AMD Radeon HD 4290 On Linux

Written by Michael Larabel in Graphics Cards on 5 May 2010 at 07:48 AM EDT. Page 3 of 3. 31 Comments.

At 1920 x 1080, the Radeon HD 4290 again could not provide a pleasant experience with the Nexuiz game.

The Lightsmark results again were extremely low and rather disappointing.

The ATI Radeon HD 4290 when equipped with the Catalyst 10.4 Linux driver is a mildly disappointing experience. Even open-source games like Nexuiz and barely Warsow could run well with the Radeon HD 4290 / 890GX at a high resolution. The Radeon HD 4290 IGP does offer UVD2 support for accelerated video playback, but UVD2 on Linux is only of limited benefit at this point with XvBA (X-Video Bitstream Acceleration) having turned out to be a closed API with an implementation that's only exposed through a VA-API front-end.

The ATI Radeon HD 4650 as shown in these test results was an excellent performer in comparison to the Radeon HD 4290 IGP with it running several times faster, yet this discrete PCI Express graphics card sells for just $50~60+ USD (at retailers like, which makes it a much better choice for the casual gaming setup. If you're interested in video playback under Linux for an HTPC system, you're really best off buying a NVIDIA graphics card that supports VDPAU for the best Linux video experience possible using NVIDIA's binary drivers. However, if all you need is an ATI IGP for desktop usage with a compositing manager, the ATI Radeon HD 4290 should be able to get you by while being backed by proper open-source support.

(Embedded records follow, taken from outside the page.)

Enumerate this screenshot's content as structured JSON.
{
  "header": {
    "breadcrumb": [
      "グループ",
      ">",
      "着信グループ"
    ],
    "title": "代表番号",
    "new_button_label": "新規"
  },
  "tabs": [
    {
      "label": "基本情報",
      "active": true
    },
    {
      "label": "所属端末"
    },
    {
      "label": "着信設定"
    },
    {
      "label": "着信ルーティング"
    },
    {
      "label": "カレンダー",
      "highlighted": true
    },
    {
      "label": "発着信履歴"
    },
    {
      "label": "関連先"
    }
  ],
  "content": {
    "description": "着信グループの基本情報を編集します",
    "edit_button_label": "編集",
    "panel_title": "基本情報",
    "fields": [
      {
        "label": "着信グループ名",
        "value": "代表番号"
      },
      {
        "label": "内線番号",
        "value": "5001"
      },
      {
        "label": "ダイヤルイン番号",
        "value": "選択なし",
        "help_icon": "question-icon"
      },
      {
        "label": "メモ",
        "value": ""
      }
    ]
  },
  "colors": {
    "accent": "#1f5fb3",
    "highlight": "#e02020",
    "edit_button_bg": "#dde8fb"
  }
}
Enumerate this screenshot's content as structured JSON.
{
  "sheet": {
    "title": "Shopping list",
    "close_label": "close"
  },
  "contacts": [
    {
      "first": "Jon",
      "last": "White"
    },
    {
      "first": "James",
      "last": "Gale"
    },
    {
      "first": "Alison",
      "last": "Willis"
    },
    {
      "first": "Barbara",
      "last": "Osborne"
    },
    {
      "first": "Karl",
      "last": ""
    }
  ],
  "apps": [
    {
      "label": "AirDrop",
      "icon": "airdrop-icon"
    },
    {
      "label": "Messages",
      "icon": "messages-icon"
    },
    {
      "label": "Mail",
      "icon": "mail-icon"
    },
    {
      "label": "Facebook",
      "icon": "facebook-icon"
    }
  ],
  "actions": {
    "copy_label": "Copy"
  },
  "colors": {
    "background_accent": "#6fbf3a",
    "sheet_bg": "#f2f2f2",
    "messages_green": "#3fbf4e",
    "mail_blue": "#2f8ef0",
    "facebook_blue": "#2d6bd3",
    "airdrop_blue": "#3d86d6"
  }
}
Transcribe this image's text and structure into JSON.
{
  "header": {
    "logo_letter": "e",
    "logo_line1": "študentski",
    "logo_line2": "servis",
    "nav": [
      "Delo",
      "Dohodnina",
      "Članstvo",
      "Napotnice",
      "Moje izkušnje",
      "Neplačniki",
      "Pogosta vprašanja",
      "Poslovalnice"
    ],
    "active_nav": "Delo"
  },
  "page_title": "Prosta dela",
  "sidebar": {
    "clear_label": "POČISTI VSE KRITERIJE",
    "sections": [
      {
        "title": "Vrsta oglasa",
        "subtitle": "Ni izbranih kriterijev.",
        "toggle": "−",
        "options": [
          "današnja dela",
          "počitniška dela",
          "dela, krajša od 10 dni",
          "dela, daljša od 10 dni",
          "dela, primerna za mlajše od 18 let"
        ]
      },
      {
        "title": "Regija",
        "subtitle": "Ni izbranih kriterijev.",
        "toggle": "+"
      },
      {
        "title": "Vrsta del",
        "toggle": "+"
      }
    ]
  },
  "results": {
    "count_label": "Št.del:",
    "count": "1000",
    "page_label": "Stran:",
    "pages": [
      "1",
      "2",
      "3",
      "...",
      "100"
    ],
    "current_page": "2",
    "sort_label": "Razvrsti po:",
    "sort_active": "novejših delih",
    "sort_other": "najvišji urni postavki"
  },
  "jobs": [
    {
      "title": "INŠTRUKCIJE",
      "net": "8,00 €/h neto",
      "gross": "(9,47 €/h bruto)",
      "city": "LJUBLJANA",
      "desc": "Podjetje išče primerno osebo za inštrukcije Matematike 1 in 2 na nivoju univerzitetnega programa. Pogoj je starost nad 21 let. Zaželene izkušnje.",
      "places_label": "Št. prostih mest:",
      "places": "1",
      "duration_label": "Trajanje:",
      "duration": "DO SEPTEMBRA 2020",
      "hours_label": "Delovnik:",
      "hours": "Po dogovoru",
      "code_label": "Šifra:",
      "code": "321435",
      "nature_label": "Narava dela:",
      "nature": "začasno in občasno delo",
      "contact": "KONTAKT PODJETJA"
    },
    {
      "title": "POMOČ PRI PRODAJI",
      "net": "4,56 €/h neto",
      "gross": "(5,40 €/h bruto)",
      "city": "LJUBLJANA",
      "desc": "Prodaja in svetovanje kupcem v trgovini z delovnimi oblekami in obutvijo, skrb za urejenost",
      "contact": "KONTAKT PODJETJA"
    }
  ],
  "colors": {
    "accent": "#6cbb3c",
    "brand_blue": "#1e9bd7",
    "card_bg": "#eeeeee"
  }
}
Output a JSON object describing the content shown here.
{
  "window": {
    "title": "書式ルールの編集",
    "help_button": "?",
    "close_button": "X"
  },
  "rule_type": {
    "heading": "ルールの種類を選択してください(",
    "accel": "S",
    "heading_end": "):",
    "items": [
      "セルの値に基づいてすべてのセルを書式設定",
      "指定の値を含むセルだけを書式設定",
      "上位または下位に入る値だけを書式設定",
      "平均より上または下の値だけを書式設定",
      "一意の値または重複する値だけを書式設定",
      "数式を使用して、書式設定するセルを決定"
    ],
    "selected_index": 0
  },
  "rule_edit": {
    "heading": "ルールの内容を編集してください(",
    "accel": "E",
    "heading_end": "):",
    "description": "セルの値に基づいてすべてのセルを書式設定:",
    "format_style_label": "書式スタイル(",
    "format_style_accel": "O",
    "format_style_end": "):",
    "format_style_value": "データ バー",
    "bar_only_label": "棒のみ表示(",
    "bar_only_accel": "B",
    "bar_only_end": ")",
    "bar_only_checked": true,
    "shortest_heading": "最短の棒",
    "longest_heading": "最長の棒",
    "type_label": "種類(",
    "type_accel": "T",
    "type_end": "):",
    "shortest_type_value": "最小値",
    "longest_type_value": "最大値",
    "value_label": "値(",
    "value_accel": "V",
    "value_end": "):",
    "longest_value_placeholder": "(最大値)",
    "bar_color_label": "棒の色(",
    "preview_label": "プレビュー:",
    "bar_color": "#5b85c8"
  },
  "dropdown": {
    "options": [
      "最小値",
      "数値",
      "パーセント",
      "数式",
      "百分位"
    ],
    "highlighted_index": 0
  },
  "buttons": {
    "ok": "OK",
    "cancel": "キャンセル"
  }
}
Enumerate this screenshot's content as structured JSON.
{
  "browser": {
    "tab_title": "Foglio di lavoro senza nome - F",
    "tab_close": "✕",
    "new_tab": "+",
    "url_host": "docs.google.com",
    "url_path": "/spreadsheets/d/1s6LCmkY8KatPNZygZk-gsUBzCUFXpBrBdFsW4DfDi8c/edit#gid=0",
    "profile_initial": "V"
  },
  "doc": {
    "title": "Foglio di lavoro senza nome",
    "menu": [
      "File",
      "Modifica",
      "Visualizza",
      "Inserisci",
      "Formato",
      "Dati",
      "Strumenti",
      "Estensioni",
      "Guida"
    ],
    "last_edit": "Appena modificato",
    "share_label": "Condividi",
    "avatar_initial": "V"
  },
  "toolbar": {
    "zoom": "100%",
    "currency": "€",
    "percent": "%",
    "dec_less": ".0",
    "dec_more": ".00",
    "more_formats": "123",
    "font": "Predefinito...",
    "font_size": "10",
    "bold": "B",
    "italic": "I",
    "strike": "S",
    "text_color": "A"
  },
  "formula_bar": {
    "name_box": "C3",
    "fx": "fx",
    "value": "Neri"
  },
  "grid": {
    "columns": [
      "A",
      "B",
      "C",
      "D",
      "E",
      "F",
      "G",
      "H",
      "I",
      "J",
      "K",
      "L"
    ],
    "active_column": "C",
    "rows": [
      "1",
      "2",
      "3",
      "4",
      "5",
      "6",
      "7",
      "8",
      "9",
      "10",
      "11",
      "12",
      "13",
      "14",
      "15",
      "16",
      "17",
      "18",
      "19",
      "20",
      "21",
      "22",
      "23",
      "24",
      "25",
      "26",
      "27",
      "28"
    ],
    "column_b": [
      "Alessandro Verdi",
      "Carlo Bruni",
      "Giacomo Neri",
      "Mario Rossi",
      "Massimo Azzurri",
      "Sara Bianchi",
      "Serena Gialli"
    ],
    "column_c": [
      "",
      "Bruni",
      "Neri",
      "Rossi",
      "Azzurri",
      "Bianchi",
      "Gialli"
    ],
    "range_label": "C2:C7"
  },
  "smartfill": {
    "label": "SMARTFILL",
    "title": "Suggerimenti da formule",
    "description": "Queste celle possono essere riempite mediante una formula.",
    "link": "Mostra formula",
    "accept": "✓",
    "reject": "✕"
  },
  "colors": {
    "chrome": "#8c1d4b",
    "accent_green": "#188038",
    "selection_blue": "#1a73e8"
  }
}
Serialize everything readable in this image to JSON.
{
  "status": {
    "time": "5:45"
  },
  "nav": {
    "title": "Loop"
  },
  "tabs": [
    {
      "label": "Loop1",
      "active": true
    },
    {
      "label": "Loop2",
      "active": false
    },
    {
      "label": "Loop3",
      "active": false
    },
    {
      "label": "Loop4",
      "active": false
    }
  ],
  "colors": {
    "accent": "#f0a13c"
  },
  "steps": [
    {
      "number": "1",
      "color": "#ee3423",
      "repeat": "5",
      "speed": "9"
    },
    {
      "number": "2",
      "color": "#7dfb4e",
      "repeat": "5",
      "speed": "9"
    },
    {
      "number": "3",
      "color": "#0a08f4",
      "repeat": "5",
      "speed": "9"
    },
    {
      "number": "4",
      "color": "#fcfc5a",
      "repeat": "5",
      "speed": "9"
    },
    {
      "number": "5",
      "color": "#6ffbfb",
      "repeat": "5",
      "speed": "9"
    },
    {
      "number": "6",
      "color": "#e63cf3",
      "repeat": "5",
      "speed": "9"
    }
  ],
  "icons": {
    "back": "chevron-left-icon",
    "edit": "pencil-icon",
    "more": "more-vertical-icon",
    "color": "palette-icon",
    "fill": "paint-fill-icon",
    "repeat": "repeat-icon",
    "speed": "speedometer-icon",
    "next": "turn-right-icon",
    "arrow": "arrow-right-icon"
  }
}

If you enjoyed this article consider joining Phoronix Premium to view this site ad-free, multi-page articles on a single page, and other benefits. PayPal or Stripe tips are also graciously accepted. Thanks for your support.

Related Articles
About The Author
Michael Larabel

Michael Larabel is the principal author of and founded the site in 2004 with a focus on enriching the Linux hardware experience. Michael has written more than 20,000 articles covering the state of Linux hardware support, Linux performance, graphics drivers, and other topics. Michael is also the lead developer of the Phoronix Test Suite, Phoromatic, and automated benchmarking software. He can be followed via Twitter, LinkedIn, or contacted via